Windows Phone Market Share

Windows Phone diehards can deny it all they want, but the numbers don’t lie: The past year has been one of stagnation for their favorite platform. Following a report from IDC that showed Windows Phone shipments had actually declined year-over-year, we have another report from Kantar Worldpanel that shows Windows Phone’s growth for the past year has been largely stagnant at best.

FROM EARLIER: 3 ideas for rescuing Windows Phone

As you can see in Kantar’s chart below, while Windows Phone did make some progress in some markets, the overall trend is that it’s been going absolutely nowhere for the past 12 months.

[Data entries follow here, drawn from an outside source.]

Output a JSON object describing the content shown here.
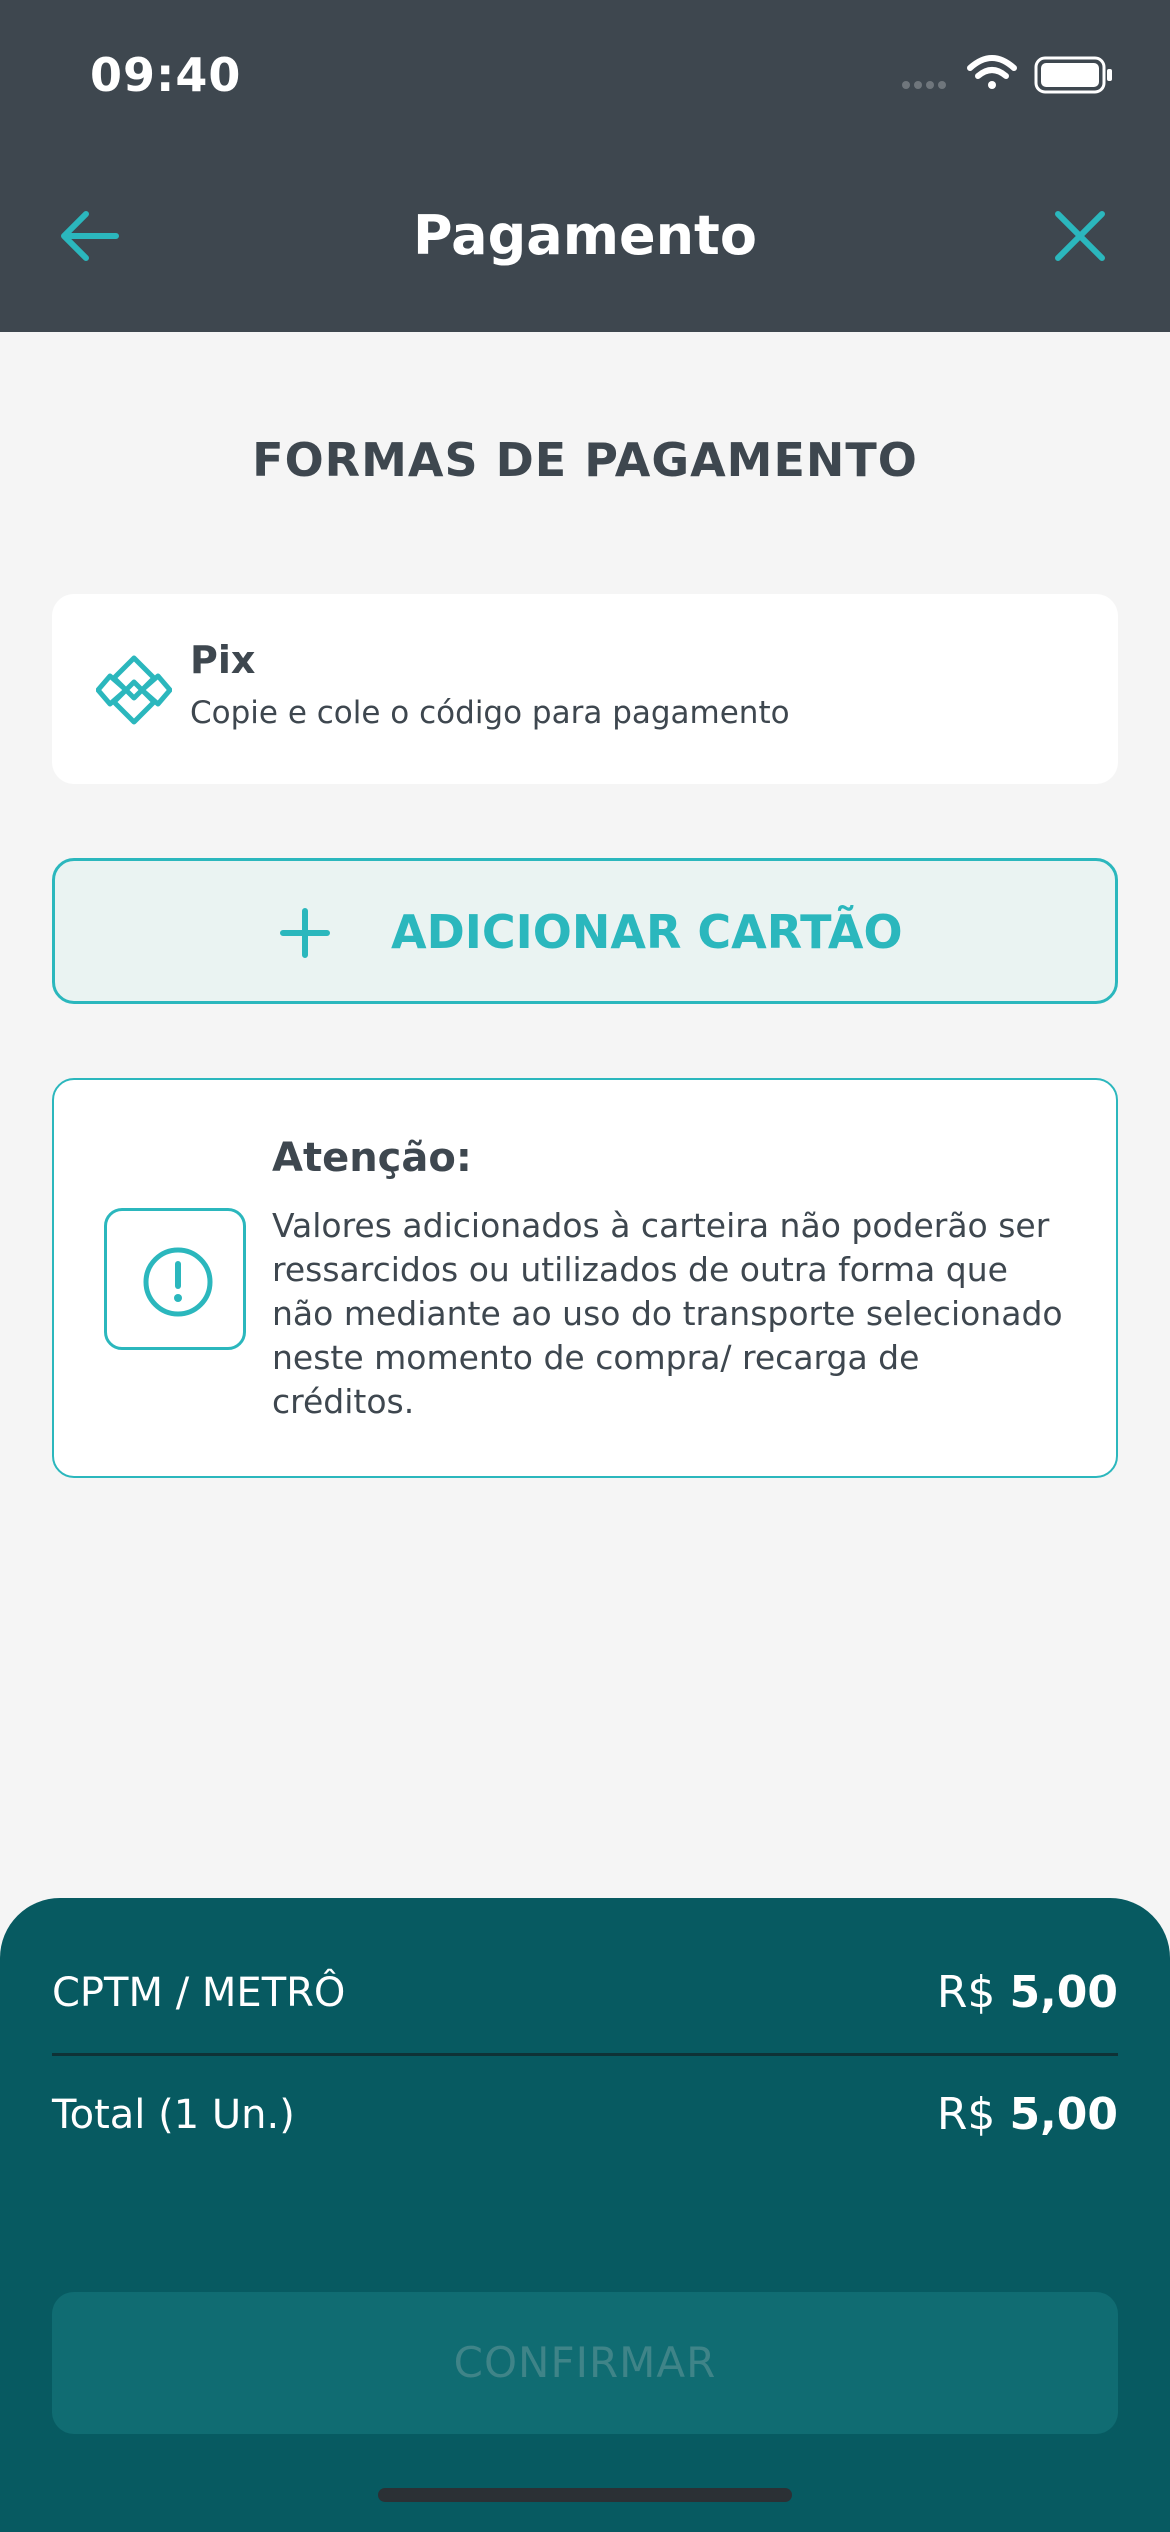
{
  "status_bar": {
    "time": "09:40"
  },
  "header": {
    "title": "Pagamento"
  },
  "section": {
    "title": "FORMAS DE PAGAMENTO"
  },
  "payment_methods": [
    {
      "title": "Pix",
      "subtitle": "Copie e cole o código para pagamento"
    }
  ],
  "add_card": {
    "label": "ADICIONAR CARTÃO"
  },
  "notice": {
    "title": "Atenção:",
    "body": "Valores adicionados à carteira não poderão ser ressarcidos ou utilizados de outra forma que não mediante ao uso do transporte selecionado neste momento de compra/ recarga de créditos."
  },
  "summary": {
    "item": {
      "label": "CPTM / METRÔ",
      "currency": "R$",
      "amount": "5,00"
    },
    "total": {
      "label": "Total (1 Un.)",
      "currency": "R$",
      "amount": "5,00"
    }
  },
  "confirm": {
    "label": "CONFIRMAR",
    "enabled": false
  },
  "colors": {
    "header_bg": "#3e474f",
    "accent": "#2bb7bd",
    "panel_bg": "#075a61",
    "background": "#f5f5f5"
  }
}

Basically, you have declines in France and Germany that have almost completely offset gains in the U.K., Italy and Spain to give Windows Phone a year-over-year market share growth rate of just 0.9 percentage points over the last 12 months. That’s not terrible in and of itself, but you can also see that Windows Phone’s share has been shrinking in China, Mexico and Australia while remaining virtually unchanged in the United States. In other words, Windows Phone seems completely stuck in place.

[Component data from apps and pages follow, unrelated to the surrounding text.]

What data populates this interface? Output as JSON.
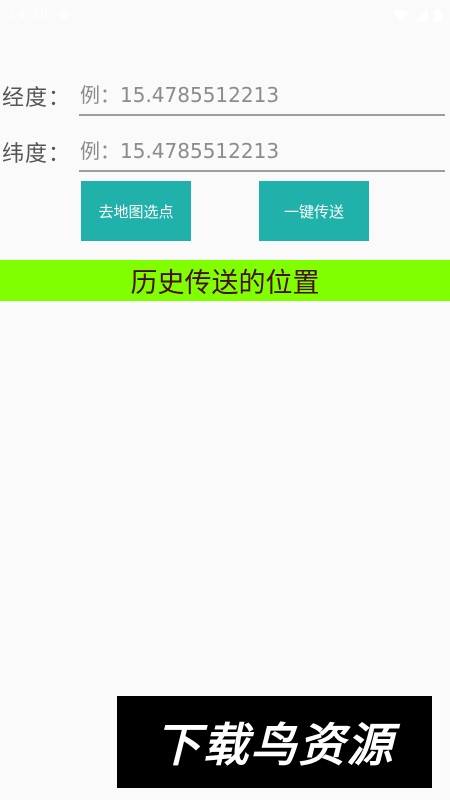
{
  "status_bar": {
    "time": "14:38",
    "icons": [
      "settings-gear-icon",
      "wifi-icon",
      "signal-icon",
      "battery-icon"
    ]
  },
  "form": {
    "longitude_label": "经度：",
    "longitude_placeholder": "例：15.4785512213",
    "longitude_value": "",
    "latitude_label": "纬度：",
    "latitude_placeholder": "例：15.4785512213",
    "latitude_value": ""
  },
  "buttons": {
    "pick_on_map": "去地图选点",
    "one_click_send": "一键传送"
  },
  "history": {
    "title": "历史传送的位置",
    "items": []
  },
  "watermark": {
    "text": "下载鸟资源"
  },
  "colors": {
    "button": "#20b2aa",
    "banner": "#7fff00",
    "banner_text": "#4a0e0e",
    "background": "#fafafa"
  }
}
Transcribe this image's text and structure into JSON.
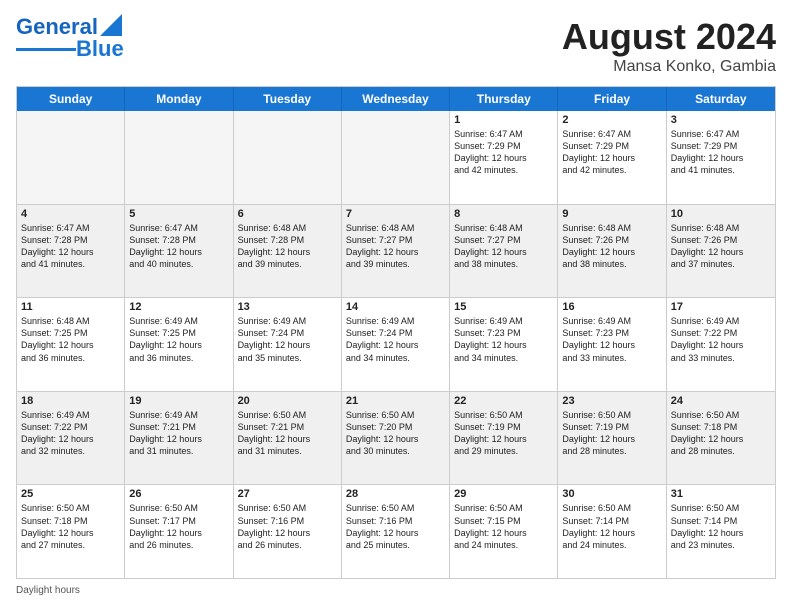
{
  "header": {
    "logo_line1": "General",
    "logo_line2": "Blue",
    "month": "August 2024",
    "location": "Mansa Konko, Gambia"
  },
  "days": [
    "Sunday",
    "Monday",
    "Tuesday",
    "Wednesday",
    "Thursday",
    "Friday",
    "Saturday"
  ],
  "rows": [
    [
      {
        "num": "",
        "text": "",
        "empty": true
      },
      {
        "num": "",
        "text": "",
        "empty": true
      },
      {
        "num": "",
        "text": "",
        "empty": true
      },
      {
        "num": "",
        "text": "",
        "empty": true
      },
      {
        "num": "1",
        "text": "Sunrise: 6:47 AM\nSunset: 7:29 PM\nDaylight: 12 hours\nand 42 minutes.",
        "empty": false
      },
      {
        "num": "2",
        "text": "Sunrise: 6:47 AM\nSunset: 7:29 PM\nDaylight: 12 hours\nand 42 minutes.",
        "empty": false
      },
      {
        "num": "3",
        "text": "Sunrise: 6:47 AM\nSunset: 7:29 PM\nDaylight: 12 hours\nand 41 minutes.",
        "empty": false
      }
    ],
    [
      {
        "num": "4",
        "text": "Sunrise: 6:47 AM\nSunset: 7:28 PM\nDaylight: 12 hours\nand 41 minutes.",
        "empty": false
      },
      {
        "num": "5",
        "text": "Sunrise: 6:47 AM\nSunset: 7:28 PM\nDaylight: 12 hours\nand 40 minutes.",
        "empty": false
      },
      {
        "num": "6",
        "text": "Sunrise: 6:48 AM\nSunset: 7:28 PM\nDaylight: 12 hours\nand 39 minutes.",
        "empty": false
      },
      {
        "num": "7",
        "text": "Sunrise: 6:48 AM\nSunset: 7:27 PM\nDaylight: 12 hours\nand 39 minutes.",
        "empty": false
      },
      {
        "num": "8",
        "text": "Sunrise: 6:48 AM\nSunset: 7:27 PM\nDaylight: 12 hours\nand 38 minutes.",
        "empty": false
      },
      {
        "num": "9",
        "text": "Sunrise: 6:48 AM\nSunset: 7:26 PM\nDaylight: 12 hours\nand 38 minutes.",
        "empty": false
      },
      {
        "num": "10",
        "text": "Sunrise: 6:48 AM\nSunset: 7:26 PM\nDaylight: 12 hours\nand 37 minutes.",
        "empty": false
      }
    ],
    [
      {
        "num": "11",
        "text": "Sunrise: 6:48 AM\nSunset: 7:25 PM\nDaylight: 12 hours\nand 36 minutes.",
        "empty": false
      },
      {
        "num": "12",
        "text": "Sunrise: 6:49 AM\nSunset: 7:25 PM\nDaylight: 12 hours\nand 36 minutes.",
        "empty": false
      },
      {
        "num": "13",
        "text": "Sunrise: 6:49 AM\nSunset: 7:24 PM\nDaylight: 12 hours\nand 35 minutes.",
        "empty": false
      },
      {
        "num": "14",
        "text": "Sunrise: 6:49 AM\nSunset: 7:24 PM\nDaylight: 12 hours\nand 34 minutes.",
        "empty": false
      },
      {
        "num": "15",
        "text": "Sunrise: 6:49 AM\nSunset: 7:23 PM\nDaylight: 12 hours\nand 34 minutes.",
        "empty": false
      },
      {
        "num": "16",
        "text": "Sunrise: 6:49 AM\nSunset: 7:23 PM\nDaylight: 12 hours\nand 33 minutes.",
        "empty": false
      },
      {
        "num": "17",
        "text": "Sunrise: 6:49 AM\nSunset: 7:22 PM\nDaylight: 12 hours\nand 33 minutes.",
        "empty": false
      }
    ],
    [
      {
        "num": "18",
        "text": "Sunrise: 6:49 AM\nSunset: 7:22 PM\nDaylight: 12 hours\nand 32 minutes.",
        "empty": false
      },
      {
        "num": "19",
        "text": "Sunrise: 6:49 AM\nSunset: 7:21 PM\nDaylight: 12 hours\nand 31 minutes.",
        "empty": false
      },
      {
        "num": "20",
        "text": "Sunrise: 6:50 AM\nSunset: 7:21 PM\nDaylight: 12 hours\nand 31 minutes.",
        "empty": false
      },
      {
        "num": "21",
        "text": "Sunrise: 6:50 AM\nSunset: 7:20 PM\nDaylight: 12 hours\nand 30 minutes.",
        "empty": false
      },
      {
        "num": "22",
        "text": "Sunrise: 6:50 AM\nSunset: 7:19 PM\nDaylight: 12 hours\nand 29 minutes.",
        "empty": false
      },
      {
        "num": "23",
        "text": "Sunrise: 6:50 AM\nSunset: 7:19 PM\nDaylight: 12 hours\nand 28 minutes.",
        "empty": false
      },
      {
        "num": "24",
        "text": "Sunrise: 6:50 AM\nSunset: 7:18 PM\nDaylight: 12 hours\nand 28 minutes.",
        "empty": false
      }
    ],
    [
      {
        "num": "25",
        "text": "Sunrise: 6:50 AM\nSunset: 7:18 PM\nDaylight: 12 hours\nand 27 minutes.",
        "empty": false
      },
      {
        "num": "26",
        "text": "Sunrise: 6:50 AM\nSunset: 7:17 PM\nDaylight: 12 hours\nand 26 minutes.",
        "empty": false
      },
      {
        "num": "27",
        "text": "Sunrise: 6:50 AM\nSunset: 7:16 PM\nDaylight: 12 hours\nand 26 minutes.",
        "empty": false
      },
      {
        "num": "28",
        "text": "Sunrise: 6:50 AM\nSunset: 7:16 PM\nDaylight: 12 hours\nand 25 minutes.",
        "empty": false
      },
      {
        "num": "29",
        "text": "Sunrise: 6:50 AM\nSunset: 7:15 PM\nDaylight: 12 hours\nand 24 minutes.",
        "empty": false
      },
      {
        "num": "30",
        "text": "Sunrise: 6:50 AM\nSunset: 7:14 PM\nDaylight: 12 hours\nand 24 minutes.",
        "empty": false
      },
      {
        "num": "31",
        "text": "Sunrise: 6:50 AM\nSunset: 7:14 PM\nDaylight: 12 hours\nand 23 minutes.",
        "empty": false
      }
    ]
  ],
  "footer": {
    "daylight_label": "Daylight hours"
  }
}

The most predictable gripe from Windows Phone fans at this point is to say, “But look at Apple! Its market share is declining compared to Android too!” While that’s certainly true, it’s also the case that the smartphones that Apple does sell are vastly more profitable for the company than whatever Microsoft makes from Windows Phone sales.

Most estimates peg Apple’s share of the mobile industry’s total smartphone profits at somewhere north of 60%, despite the fact that it sells far fewer devices per year than all combined Android vendors. Microsoft would be thrilled to have its current smartphone market share if the phones it sold were even half as profitable as Apple’s are. But because they aren’t, it needs to do more to improve market share.

Again, this isn’t to say that Microsoft should scrap Windows Phone. But clearly its strategy for growth over the past year has been a failure. Something needs to change.

Prior to joining BGR as News Editor, Brad Reed spent five years covering the wireless industry for Network World. His first smartphone was a BlackBerry but he has since become a loyal Android user.